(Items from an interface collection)
====================

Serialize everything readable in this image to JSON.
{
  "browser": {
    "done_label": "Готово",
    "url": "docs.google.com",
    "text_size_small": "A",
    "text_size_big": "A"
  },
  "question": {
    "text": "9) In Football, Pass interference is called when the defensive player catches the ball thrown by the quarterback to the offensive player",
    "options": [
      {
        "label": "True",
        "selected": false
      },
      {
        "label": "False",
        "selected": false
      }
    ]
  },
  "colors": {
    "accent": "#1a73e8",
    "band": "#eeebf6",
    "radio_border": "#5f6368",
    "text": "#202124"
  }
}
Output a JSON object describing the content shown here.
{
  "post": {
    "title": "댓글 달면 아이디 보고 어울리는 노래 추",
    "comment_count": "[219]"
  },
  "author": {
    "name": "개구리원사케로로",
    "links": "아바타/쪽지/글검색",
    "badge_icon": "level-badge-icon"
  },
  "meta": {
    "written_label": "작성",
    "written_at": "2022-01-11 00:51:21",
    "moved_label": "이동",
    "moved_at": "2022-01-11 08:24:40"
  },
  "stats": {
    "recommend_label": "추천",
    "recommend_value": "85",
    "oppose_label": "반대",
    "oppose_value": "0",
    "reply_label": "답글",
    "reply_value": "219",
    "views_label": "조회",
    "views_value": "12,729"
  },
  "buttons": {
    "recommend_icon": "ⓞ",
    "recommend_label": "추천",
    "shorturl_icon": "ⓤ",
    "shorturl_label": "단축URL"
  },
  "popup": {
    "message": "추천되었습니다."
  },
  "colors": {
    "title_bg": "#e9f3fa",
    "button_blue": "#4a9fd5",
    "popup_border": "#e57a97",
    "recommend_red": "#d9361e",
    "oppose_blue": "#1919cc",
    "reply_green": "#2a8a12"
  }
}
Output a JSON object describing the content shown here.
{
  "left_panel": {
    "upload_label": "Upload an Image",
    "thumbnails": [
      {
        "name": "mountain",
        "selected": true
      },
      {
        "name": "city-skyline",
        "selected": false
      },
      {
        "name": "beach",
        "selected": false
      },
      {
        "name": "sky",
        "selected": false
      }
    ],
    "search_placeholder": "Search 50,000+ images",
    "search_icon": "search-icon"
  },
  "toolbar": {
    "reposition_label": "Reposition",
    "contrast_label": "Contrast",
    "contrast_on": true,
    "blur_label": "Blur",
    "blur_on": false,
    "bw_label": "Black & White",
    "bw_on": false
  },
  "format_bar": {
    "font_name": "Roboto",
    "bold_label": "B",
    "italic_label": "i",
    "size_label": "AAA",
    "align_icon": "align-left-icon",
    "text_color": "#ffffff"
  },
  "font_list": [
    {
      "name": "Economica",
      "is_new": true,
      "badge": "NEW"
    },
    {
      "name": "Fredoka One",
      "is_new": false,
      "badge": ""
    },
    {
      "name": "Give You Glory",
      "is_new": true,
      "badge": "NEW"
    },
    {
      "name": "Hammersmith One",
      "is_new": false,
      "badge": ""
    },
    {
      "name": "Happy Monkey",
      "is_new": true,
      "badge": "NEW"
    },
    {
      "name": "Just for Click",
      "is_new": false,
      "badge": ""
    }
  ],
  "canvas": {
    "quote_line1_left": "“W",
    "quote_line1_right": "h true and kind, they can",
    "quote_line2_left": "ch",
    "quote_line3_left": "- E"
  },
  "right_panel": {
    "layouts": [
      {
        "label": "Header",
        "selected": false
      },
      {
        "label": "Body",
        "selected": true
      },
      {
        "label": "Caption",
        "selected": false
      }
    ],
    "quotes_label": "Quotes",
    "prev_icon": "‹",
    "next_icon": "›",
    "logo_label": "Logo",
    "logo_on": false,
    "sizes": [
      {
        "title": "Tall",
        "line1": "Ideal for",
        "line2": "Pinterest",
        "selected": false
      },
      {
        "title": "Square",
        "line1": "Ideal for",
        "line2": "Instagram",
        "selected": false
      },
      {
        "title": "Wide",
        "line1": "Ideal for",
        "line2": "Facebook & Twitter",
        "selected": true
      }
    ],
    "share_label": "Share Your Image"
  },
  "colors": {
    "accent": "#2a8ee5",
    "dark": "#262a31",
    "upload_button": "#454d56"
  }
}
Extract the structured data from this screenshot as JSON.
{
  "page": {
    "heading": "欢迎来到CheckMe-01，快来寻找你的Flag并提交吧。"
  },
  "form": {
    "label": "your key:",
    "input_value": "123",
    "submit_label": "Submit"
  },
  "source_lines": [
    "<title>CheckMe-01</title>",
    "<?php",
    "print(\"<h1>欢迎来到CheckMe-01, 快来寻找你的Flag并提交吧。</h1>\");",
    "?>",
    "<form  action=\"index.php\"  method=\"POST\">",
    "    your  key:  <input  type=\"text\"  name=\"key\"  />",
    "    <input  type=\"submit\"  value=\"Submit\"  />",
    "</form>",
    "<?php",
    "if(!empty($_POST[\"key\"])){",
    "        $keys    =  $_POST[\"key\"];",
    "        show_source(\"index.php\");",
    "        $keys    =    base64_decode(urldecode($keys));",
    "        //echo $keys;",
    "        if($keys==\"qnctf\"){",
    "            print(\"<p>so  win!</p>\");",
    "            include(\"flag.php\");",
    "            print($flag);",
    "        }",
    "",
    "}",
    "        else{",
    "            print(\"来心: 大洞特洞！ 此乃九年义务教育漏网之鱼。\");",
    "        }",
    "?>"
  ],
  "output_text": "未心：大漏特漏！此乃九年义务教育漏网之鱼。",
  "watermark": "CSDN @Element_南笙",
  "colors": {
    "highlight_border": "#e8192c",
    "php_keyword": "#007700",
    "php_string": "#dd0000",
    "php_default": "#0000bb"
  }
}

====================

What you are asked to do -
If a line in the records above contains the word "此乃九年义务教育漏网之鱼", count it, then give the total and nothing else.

Reply to the task -
2